Thursday, May 22, 2008
Reconstructing the ACL
Firstly and most obviously, the winners-only system for the first-round groups has been sensibly abandoned (as it was for the first round of World Cup qualifying in Asia, incidentally). The profusion of dead rubbers that habitually results from such a format is ruinous for gate takings, and by allowing the top two to progress from the opening groups, the AFC will surely be helping the clubs to offset the expenses of an ACL campaign (an important factor for Australian clubs).
Just as a side note, a traditional top-two progression from the opening group would have allowed Melbourne Victory - believe it or not - to advance to the Round of 16 in the current competition, had it been played under the revised ACL format!
Now to the matter of the revised allocations. Although, at first glance, the eastern side of the draw seems absurdly weighted in favour of "the big three" (Japan, China and South Korea), it makes sense in a way. Group F of the current competition has been a complete joke, with both Thai entrants Krung Thai Bank and the hapless Vietnamese club Nam Dinh conceding 27 goals over the course of six games. In Adelaide's group, Binh Duong have been similarly uncompetitive.
The Vietnamese clubs clearly don't belong at this level of competition, although admittedly the new allocations seem a bit rough on the Thais, given Chonburi's commendable performances. But Thailand has fallen foul of the AFC's tough new "professionalism" requirements, with the result that they have to battle it out for a repechage place in the group stage. Uzbekistan and Qatar have suffered the same fate in the western half, the former having particular grounds for disappointment following the exploits of Kuruvchi in this year's Group A.
Australia, too, was given a less-than-favourable report card (what on earth does the word "threadbare" mean in that context, incidentally?). Some of the demands therein will be impossible to achieve by October this year (the promotion/relegation stipulation, for instance, which is a very long way off). Some compromise of sorts will no doubt be reached; there is no way that the AFC will bar Australian clubs from participation in the new competition.
So the groups will at least be competitive, even if the competition loses some diversity as a result. And although the Australian teams will no longer have a "bunny" in the group to swipe relatively easy points from, the move to two group qualifiers should offset this up to a point.
One innovation right out of left field is the guaranteed presence of an Indian club in the western half of the competition. TV revenue coming into play? Perhaps, but is interest in local football on the subcontinent (let alone the standard) really all that strong? Cricket's IPL has been a roaring money-spinner, but I'm not sure if the ACL would prove a similar cash cow in India.

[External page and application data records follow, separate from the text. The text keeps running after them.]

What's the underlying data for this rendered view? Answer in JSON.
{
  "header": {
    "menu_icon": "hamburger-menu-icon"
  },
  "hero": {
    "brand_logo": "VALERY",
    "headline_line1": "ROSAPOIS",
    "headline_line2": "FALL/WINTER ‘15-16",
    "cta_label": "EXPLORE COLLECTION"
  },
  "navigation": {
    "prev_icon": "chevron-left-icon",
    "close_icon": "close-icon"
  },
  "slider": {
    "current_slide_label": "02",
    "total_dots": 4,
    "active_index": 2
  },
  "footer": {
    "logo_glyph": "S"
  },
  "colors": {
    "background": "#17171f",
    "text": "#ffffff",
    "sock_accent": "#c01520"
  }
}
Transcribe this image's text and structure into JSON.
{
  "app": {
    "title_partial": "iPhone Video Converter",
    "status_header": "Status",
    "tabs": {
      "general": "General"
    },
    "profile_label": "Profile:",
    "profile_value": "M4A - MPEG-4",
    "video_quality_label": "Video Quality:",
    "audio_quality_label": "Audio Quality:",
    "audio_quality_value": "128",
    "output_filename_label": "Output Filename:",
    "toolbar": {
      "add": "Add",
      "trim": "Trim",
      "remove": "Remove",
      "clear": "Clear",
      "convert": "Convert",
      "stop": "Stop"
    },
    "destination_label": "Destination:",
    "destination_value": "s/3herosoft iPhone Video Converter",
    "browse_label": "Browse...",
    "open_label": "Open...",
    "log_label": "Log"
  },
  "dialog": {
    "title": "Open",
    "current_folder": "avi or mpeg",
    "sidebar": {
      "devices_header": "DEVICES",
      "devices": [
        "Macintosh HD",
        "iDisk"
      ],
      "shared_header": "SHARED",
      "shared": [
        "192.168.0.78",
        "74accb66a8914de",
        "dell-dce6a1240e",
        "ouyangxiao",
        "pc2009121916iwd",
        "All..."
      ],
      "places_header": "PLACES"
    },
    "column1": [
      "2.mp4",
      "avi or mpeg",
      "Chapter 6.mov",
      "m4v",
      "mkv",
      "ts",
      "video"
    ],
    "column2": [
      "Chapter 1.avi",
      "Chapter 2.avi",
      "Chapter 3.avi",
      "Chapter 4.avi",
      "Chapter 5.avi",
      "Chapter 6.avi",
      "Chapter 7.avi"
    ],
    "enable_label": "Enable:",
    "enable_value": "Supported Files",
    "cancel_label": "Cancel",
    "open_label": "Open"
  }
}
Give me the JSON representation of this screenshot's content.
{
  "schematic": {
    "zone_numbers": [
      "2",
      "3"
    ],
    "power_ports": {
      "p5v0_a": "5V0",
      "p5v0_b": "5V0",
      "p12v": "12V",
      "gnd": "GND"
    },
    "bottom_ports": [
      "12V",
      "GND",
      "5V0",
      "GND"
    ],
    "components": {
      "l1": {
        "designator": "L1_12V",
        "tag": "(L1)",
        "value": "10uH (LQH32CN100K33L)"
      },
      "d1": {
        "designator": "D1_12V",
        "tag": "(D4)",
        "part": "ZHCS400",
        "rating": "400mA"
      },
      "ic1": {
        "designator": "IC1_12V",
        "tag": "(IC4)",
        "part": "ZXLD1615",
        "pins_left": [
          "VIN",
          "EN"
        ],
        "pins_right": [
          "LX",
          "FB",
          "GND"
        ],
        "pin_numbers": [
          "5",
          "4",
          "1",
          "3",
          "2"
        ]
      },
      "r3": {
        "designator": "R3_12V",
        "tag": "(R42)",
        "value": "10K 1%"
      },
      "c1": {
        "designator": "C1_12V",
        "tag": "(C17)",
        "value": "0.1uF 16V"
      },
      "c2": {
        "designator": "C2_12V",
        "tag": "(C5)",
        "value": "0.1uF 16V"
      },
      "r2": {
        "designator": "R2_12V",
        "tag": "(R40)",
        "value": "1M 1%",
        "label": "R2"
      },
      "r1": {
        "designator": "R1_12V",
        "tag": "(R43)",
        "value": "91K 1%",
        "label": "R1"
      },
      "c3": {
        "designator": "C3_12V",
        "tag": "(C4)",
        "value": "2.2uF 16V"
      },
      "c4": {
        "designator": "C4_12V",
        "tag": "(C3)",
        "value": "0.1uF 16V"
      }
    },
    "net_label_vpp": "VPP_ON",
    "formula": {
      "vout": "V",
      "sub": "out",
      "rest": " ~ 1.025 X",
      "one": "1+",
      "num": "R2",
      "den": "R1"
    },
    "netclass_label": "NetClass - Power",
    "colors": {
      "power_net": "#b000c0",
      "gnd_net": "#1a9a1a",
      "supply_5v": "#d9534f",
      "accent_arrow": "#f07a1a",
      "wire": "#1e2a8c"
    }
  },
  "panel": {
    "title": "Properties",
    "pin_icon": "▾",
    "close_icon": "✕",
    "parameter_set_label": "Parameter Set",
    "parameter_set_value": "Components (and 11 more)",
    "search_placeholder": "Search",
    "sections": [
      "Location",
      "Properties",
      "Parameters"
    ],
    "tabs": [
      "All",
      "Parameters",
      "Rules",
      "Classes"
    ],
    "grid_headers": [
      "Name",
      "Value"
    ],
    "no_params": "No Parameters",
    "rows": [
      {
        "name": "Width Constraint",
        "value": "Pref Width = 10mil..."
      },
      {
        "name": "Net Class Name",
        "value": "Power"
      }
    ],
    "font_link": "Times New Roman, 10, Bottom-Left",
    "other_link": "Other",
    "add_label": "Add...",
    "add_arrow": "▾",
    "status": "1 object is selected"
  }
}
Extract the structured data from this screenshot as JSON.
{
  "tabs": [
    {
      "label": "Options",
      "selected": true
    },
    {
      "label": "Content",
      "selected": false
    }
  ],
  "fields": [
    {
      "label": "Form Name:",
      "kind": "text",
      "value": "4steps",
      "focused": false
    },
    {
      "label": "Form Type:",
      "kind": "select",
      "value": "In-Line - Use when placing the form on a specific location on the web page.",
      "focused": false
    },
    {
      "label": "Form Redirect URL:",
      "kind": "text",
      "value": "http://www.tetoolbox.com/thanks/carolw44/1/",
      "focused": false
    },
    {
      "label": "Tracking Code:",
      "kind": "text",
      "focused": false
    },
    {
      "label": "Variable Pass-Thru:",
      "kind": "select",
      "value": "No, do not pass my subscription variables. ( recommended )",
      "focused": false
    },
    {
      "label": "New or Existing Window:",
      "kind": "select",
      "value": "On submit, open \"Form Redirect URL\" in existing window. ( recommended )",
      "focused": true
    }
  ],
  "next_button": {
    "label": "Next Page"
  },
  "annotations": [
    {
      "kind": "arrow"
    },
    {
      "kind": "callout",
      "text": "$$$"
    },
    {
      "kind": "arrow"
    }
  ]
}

On the subject of Champions Leagues: felicitations to Manchester United on winning the European version for the third time. Not one of their best performances this season, but over the course of the competition they've shown themselves worthy of the honour, by and large.
I've been tracking them closely from the beginning and have had them as a bit of a 'roughie' and their results have been impressive, with Uzbek internationals Timur Kapadze and Server Djeparov esp. catching the eye in most of the highlights I've seen...no mean feet to top that group, unlike Adelaide's, which was weak.
Also, the Syrians are doing well on the field and getting excellent crowds. Again, Al Karama could really embarrass the AFC.
India? yes, my first thought was 'the population', so that'll be interesting to watch....but Indian in the West? seems to me they are the only non-Arabic speaking participant in the west.
I was really impressed with the Uzbeks at the Asian Cup, too (especially Denisov and Kapadze). I've got a feeling they're a bit of a pariah in Asia though...certainly the new format seems very unfair on them.
...India? yes, my first thought was 'the population', so that'll be interesting to watch....but Indian in the West? seems to me they are the only non-Arabic speaking participant in the west....
Well, there's Iran as well (they speak Farsi not Arabic), but they're on the same page as the others culturally. Not sure how that one's going to work out, it seems pretty odd.
India normally play in the West for the AFC Cup, so shouldn't make a difference for them.
For my boys in Thailand, we have been lucky to have two entrants recently, so now possibly one slot, and i suppose that is acceptable, if we beat the best of ASEAN.
Just rather unhappy in general about the amount of teams from certain nations, such as 4 Saudi and Japanese teams.
AFC could really have done with a pre-qualifiying tournement invloving all AFC members, but i guess this new format will push certain nations to improve their domestic systems
Or might the AFC budge on allowing the A-League champs of 2008/09 entry into the 2009 ACL?
Or might the AFC budge on allowing the A-League champs of 2008/09 entry into the 2009 ACL?...
Don't think either of those is going to happen, Dean. It's fair enough in a way, for the HAL to get three teams into the ACL when there are only eight teams in the comp is a bit much. And the "last year's champions" problem is going to continue, as long as ours remains a summer competition...
Good luck to them of course.